REQUIREMENT: Narrow the data below down to the lines containing "Offer".

------------

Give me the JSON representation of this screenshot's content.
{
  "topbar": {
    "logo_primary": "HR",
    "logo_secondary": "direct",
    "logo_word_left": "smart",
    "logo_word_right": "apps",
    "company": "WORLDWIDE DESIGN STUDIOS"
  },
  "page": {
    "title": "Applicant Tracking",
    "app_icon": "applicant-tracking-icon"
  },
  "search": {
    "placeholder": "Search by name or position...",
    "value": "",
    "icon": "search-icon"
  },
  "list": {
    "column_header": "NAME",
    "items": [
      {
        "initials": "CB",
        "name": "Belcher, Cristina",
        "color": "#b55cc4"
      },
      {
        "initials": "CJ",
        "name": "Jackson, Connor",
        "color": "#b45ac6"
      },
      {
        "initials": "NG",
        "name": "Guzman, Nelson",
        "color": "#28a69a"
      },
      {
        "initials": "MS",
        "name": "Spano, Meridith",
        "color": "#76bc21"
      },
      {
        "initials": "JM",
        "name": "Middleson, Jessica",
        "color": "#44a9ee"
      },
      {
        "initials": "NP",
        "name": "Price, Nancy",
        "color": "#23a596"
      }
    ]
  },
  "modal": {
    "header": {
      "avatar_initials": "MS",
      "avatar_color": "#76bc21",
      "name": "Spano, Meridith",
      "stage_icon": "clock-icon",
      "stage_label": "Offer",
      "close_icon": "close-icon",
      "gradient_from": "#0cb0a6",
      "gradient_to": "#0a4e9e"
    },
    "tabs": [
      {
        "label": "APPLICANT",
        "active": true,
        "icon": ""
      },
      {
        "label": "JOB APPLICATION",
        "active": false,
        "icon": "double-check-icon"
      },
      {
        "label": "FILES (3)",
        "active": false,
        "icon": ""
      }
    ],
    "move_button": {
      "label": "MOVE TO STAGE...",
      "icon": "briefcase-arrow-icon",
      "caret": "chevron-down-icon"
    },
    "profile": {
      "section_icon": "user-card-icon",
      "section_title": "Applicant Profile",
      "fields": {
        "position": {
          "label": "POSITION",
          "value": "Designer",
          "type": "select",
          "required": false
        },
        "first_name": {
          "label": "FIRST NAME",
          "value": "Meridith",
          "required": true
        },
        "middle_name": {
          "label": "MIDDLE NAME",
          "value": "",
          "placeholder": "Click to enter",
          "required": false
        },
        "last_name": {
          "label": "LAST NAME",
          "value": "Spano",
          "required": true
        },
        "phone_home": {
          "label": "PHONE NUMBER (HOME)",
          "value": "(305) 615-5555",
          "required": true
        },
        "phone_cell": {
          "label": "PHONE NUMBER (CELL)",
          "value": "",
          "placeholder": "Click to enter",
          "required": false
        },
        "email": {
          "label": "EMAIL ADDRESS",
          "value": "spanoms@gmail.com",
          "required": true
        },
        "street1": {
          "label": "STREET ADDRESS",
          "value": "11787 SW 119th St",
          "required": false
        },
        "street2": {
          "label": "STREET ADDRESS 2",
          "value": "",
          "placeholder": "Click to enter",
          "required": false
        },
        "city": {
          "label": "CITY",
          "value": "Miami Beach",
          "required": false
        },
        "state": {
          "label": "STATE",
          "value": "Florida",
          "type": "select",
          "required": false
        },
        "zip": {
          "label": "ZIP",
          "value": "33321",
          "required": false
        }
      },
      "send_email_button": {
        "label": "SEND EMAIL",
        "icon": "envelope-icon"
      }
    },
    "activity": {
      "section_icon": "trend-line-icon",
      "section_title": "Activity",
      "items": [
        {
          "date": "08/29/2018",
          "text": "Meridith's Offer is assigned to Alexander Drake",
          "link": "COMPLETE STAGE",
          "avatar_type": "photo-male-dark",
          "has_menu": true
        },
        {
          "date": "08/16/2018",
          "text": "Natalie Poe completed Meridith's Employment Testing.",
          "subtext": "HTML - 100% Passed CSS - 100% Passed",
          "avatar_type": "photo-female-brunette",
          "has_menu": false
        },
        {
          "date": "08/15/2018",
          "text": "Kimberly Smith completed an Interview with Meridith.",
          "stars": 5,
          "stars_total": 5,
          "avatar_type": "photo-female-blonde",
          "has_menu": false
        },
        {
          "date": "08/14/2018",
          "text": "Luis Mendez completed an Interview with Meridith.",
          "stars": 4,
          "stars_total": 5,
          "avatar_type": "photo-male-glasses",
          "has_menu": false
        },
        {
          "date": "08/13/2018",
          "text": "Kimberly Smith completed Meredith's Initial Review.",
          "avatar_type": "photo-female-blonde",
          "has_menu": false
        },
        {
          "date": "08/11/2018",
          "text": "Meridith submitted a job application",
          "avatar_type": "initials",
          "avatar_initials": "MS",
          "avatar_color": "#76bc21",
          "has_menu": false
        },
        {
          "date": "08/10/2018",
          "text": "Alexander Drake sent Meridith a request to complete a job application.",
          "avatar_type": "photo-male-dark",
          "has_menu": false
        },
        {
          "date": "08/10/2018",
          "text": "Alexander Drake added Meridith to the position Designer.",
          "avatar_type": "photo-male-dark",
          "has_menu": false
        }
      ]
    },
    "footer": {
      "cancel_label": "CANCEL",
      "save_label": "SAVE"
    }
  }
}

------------

ANSWER:
      "stage_label": "Offer",
          "text": "Meridith's Offer is assigned to Alexander Drake",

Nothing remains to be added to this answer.